Raw data Block Start

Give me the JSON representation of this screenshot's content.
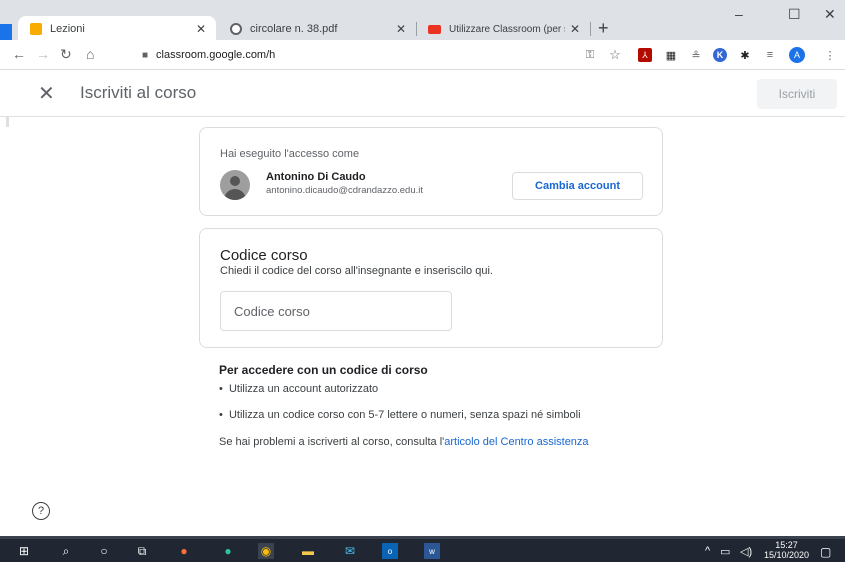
{
  "browser": {
    "tabs": [
      {
        "label": "Lezioni",
        "favicon_color": "#f9ab00"
      },
      {
        "label": "circolare n. 38.pdf",
        "favicon_color": "#5f6368"
      },
      {
        "label": "Utilizzare Classroom (per student",
        "favicon_color": "#ea3323"
      }
    ],
    "url": "classroom.google.com/h",
    "window_controls": [
      "–",
      "☐",
      "✕"
    ],
    "profile_initial": "A"
  },
  "header": {
    "close_icon": "✕",
    "title": "Iscriviti al corso",
    "join_button": "Iscriviti"
  },
  "account_card": {
    "label": "Hai eseguito l'accesso come",
    "name": "Antonino Di Caudo",
    "email": "antonino.dicaudo@cdrandazzo.edu.it",
    "switch_button": "Cambia account"
  },
  "code_card": {
    "heading": "Codice corso",
    "subtitle": "Chiedi il codice del corso all'insegnante e inseriscilo qui.",
    "input_placeholder": "Codice corso"
  },
  "info": {
    "heading": "Per accedere con un codice di corso",
    "bullets": [
      "Utilizza un account autorizzato",
      "Utilizza un codice corso con 5-7 lettere o numeri, senza spazi né simboli"
    ],
    "help_prefix": "Se hai problemi a iscriverti al corso, consulta l'",
    "help_link": "articolo del Centro assistenza"
  },
  "help_icon": "?",
  "taskbar": {
    "time": "15:27",
    "date": "15/10/2020"
  },
  "colors": {
    "link": "#1967d2",
    "taskbar": "#202632",
    "tab_bar": "#dee1e6"
  }
}
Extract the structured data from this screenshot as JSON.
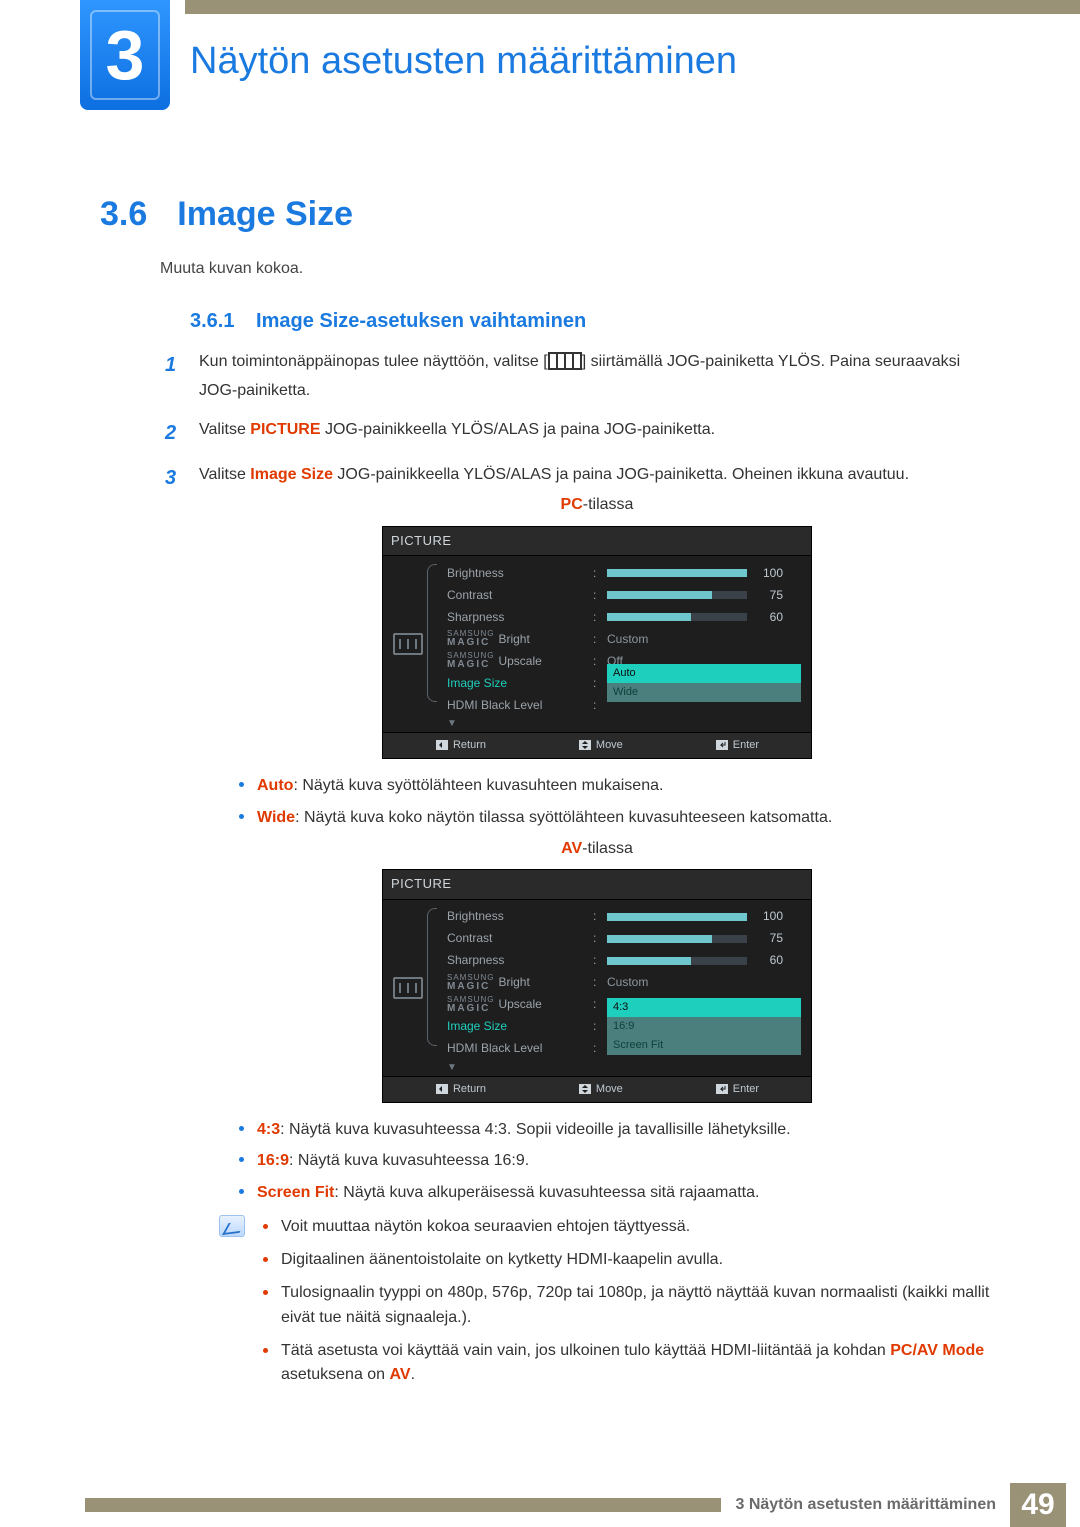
{
  "chapter": {
    "number": "3",
    "title": "Näytön asetusten määrittäminen"
  },
  "section": {
    "number": "3.6",
    "title": "Image Size",
    "intro": "Muuta kuvan kokoa."
  },
  "subsection": {
    "number": "3.6.1",
    "title": "Image Size-asetuksen vaihtaminen"
  },
  "steps": [
    {
      "n": "1",
      "pre": "Kun toimintonäppäinopas tulee näyttöön, valitse [",
      "post": "] siirtämällä JOG-painiketta YLÖS. Paina seuraavaksi JOG-painiketta."
    },
    {
      "n": "2",
      "pre": "Valitse ",
      "term": "PICTURE",
      "post": " JOG-painikkeella YLÖS/ALAS ja paina JOG-painiketta."
    },
    {
      "n": "3",
      "pre": "Valitse ",
      "term": "Image Size",
      "post": " JOG-painikkeella YLÖS/ALAS ja paina JOG-painiketta. Oheinen ikkuna avautuu."
    }
  ],
  "modes": {
    "pc_label_prefix": "PC",
    "pc_label_suffix": "-tilassa",
    "av_label_prefix": "AV",
    "av_label_suffix": "-tilassa"
  },
  "osd_common": {
    "title": "PICTURE",
    "rows": {
      "brightness": {
        "label": "Brightness",
        "value": 100,
        "max": 100
      },
      "contrast": {
        "label": "Contrast",
        "value": 75,
        "max": 100
      },
      "sharpness": {
        "label": "Sharpness",
        "value": 60,
        "max": 100
      },
      "magic_bright": {
        "brand_top": "SAMSUNG",
        "brand_bottom": "MAGIC",
        "suffix": "Bright",
        "value": "Custom"
      },
      "magic_upscale": {
        "brand_top": "SAMSUNG",
        "brand_bottom": "MAGIC",
        "suffix": "Upscale",
        "value": "Off"
      },
      "image_size": {
        "label": "Image Size"
      },
      "hdmi_black": {
        "label": "HDMI Black Level"
      }
    },
    "footer": {
      "return": "Return",
      "move": "Move",
      "enter": "Enter"
    }
  },
  "pc_options": {
    "selected": "Auto",
    "other": "Wide"
  },
  "av_options": {
    "selected": "4:3",
    "mid": "16:9",
    "other": "Screen Fit"
  },
  "pc_bullets": [
    {
      "term": "Auto",
      "text": ": Näytä kuva syöttölähteen kuvasuhteen mukaisena."
    },
    {
      "term": "Wide",
      "text": ": Näytä kuva koko näytön tilassa syöttölähteen kuvasuhteeseen katsomatta."
    }
  ],
  "av_bullets": [
    {
      "term": "4:3",
      "text": ": Näytä kuva kuvasuhteessa 4:3. Sopii videoille ja tavallisille lähetyksille."
    },
    {
      "term": "16:9",
      "text": ": Näytä kuva kuvasuhteessa 16:9."
    },
    {
      "term": "Screen Fit",
      "text": ": Näytä kuva alkuperäisessä kuvasuhteessa sitä rajaamatta."
    }
  ],
  "note": [
    {
      "text": "Voit muuttaa näytön kokoa seuraavien ehtojen täyttyessä."
    },
    {
      "text": "Digitaalinen äänentoistolaite on kytketty HDMI-kaapelin avulla."
    },
    {
      "text": "Tulosignaalin tyyppi on 480p, 576p, 720p tai 1080p, ja näyttö näyttää kuvan normaalisti (kaikki mallit eivät tue näitä signaaleja.)."
    },
    {
      "text_pre": "Tätä asetusta voi käyttää vain vain, jos ulkoinen tulo käyttää HDMI-liitäntää ja kohdan ",
      "term1": "PC/AV Mode",
      "mid": " asetuksena on ",
      "term2": "AV",
      "tail": "."
    }
  ],
  "footer": {
    "text": "3 Näytön asetusten määrittäminen",
    "page": "49"
  }
}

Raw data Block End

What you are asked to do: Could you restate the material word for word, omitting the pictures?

Exercise output:
Give me the JSON representation of this screenshot's content.
{
  "browser": {
    "tabs": [
      {
        "label": "Lezioni",
        "favicon_color": "#f9ab00"
      },
      {
        "label": "circolare n. 38.pdf",
        "favicon_color": "#5f6368"
      },
      {
        "label": "Utilizzare Classroom (per student",
        "favicon_color": "#ea3323"
      }
    ],
    "url": "classroom.google.com/h",
    "window_controls": [
      "–",
      "☐",
      "✕"
    ],
    "profile_initial": "A"
  },
  "header": {
    "close_icon": "✕",
    "title": "Iscriviti al corso",
    "join_button": "Iscriviti"
  },
  "account_card": {
    "label": "Hai eseguito l'accesso come",
    "name": "Antonino Di Caudo",
    "email": "antonino.dicaudo@cdrandazzo.edu.it",
    "switch_button": "Cambia account"
  },
  "code_card": {
    "heading": "Codice corso",
    "subtitle": "Chiedi il codice del corso all'insegnante e inseriscilo qui.",
    "input_placeholder": "Codice corso"
  },
  "info": {
    "heading": "Per accedere con un codice di corso",
    "bullets": [
      "Utilizza un account autorizzato",
      "Utilizza un codice corso con 5-7 lettere o numeri, senza spazi né simboli"
    ],
    "help_prefix": "Se hai problemi a iscriverti al corso, consulta l'",
    "help_link": "articolo del Centro assistenza"
  },
  "help_icon": "?",
  "taskbar": {
    "time": "15:27",
    "date": "15/10/2020"
  },
  "colors": {
    "link": "#1967d2",
    "taskbar": "#202632",
    "tab_bar": "#dee1e6"
  }
}
Extract the structured data from this screenshot as JSON.
{
  "chapter": {
    "number": "3",
    "title": "Näytön asetusten määrittäminen"
  },
  "section": {
    "number": "3.6",
    "title": "Image Size",
    "intro": "Muuta kuvan kokoa."
  },
  "subsection": {
    "number": "3.6.1",
    "title": "Image Size-asetuksen vaihtaminen"
  },
  "steps": [
    {
      "n": "1",
      "pre": "Kun toimintonäppäinopas tulee näyttöön, valitse [",
      "post": "] siirtämällä JOG-painiketta YLÖS. Paina seuraavaksi JOG-painiketta."
    },
    {
      "n": "2",
      "pre": "Valitse ",
      "term": "PICTURE",
      "post": " JOG-painikkeella YLÖS/ALAS ja paina JOG-painiketta."
    },
    {
      "n": "3",
      "pre": "Valitse ",
      "term": "Image Size",
      "post": " JOG-painikkeella YLÖS/ALAS ja paina JOG-painiketta. Oheinen ikkuna avautuu."
    }
  ],
  "modes": {
    "pc_label_prefix": "PC",
    "pc_label_suffix": "-tilassa",
    "av_label_prefix": "AV",
    "av_label_suffix": "-tilassa"
  },
  "osd_common": {
    "title": "PICTURE",
    "rows": {
      "brightness": {
        "label": "Brightness",
        "value": 100,
        "max": 100
      },
      "contrast": {
        "label": "Contrast",
        "value": 75,
        "max": 100
      },
      "sharpness": {
        "label": "Sharpness",
        "value": 60,
        "max": 100
      },
      "magic_bright": {
        "brand_top": "SAMSUNG",
        "brand_bottom": "MAGIC",
        "suffix": "Bright",
        "value": "Custom"
      },
      "magic_upscale": {
        "brand_top": "SAMSUNG",
        "brand_bottom": "MAGIC",
        "suffix": "Upscale",
        "value": "Off"
      },
      "image_size": {
        "label": "Image Size"
      },
      "hdmi_black": {
        "label": "HDMI Black Level"
      }
    },
    "footer": {
      "return": "Return",
      "move": "Move",
      "enter": "Enter"
    }
  },
  "pc_options": {
    "selected": "Auto",
    "other": "Wide"
  },
  "av_options": {
    "selected": "4:3",
    "mid": "16:9",
    "other": "Screen Fit"
  },
  "pc_bullets": [
    {
      "term": "Auto",
      "text": ": Näytä kuva syöttölähteen kuvasuhteen mukaisena."
    },
    {
      "term": "Wide",
      "text": ": Näytä kuva koko näytön tilassa syöttölähteen kuvasuhteeseen katsomatta."
    }
  ],
  "av_bullets": [
    {
      "term": "4:3",
      "text": ": Näytä kuva kuvasuhteessa 4:3. Sopii videoille ja tavallisille lähetyksille."
    },
    {
      "term": "16:9",
      "text": ": Näytä kuva kuvasuhteessa 16:9."
    },
    {
      "term": "Screen Fit",
      "text": ": Näytä kuva alkuperäisessä kuvasuhteessa sitä rajaamatta."
    }
  ],
  "note": [
    {
      "text": "Voit muuttaa näytön kokoa seuraavien ehtojen täyttyessä."
    },
    {
      "text": "Digitaalinen äänentoistolaite on kytketty HDMI-kaapelin avulla."
    },
    {
      "text": "Tulosignaalin tyyppi on 480p, 576p, 720p tai 1080p, ja näyttö näyttää kuvan normaalisti (kaikki mallit eivät tue näitä signaaleja.)."
    },
    {
      "text_pre": "Tätä asetusta voi käyttää vain vain, jos ulkoinen tulo käyttää HDMI-liitäntää ja kohdan ",
      "term1": "PC/AV Mode",
      "mid": " asetuksena on ",
      "term2": "AV",
      "tail": "."
    }
  ],
  "footer": {
    "text": "3 Näytön asetusten määrittäminen",
    "page": "49"
  }
}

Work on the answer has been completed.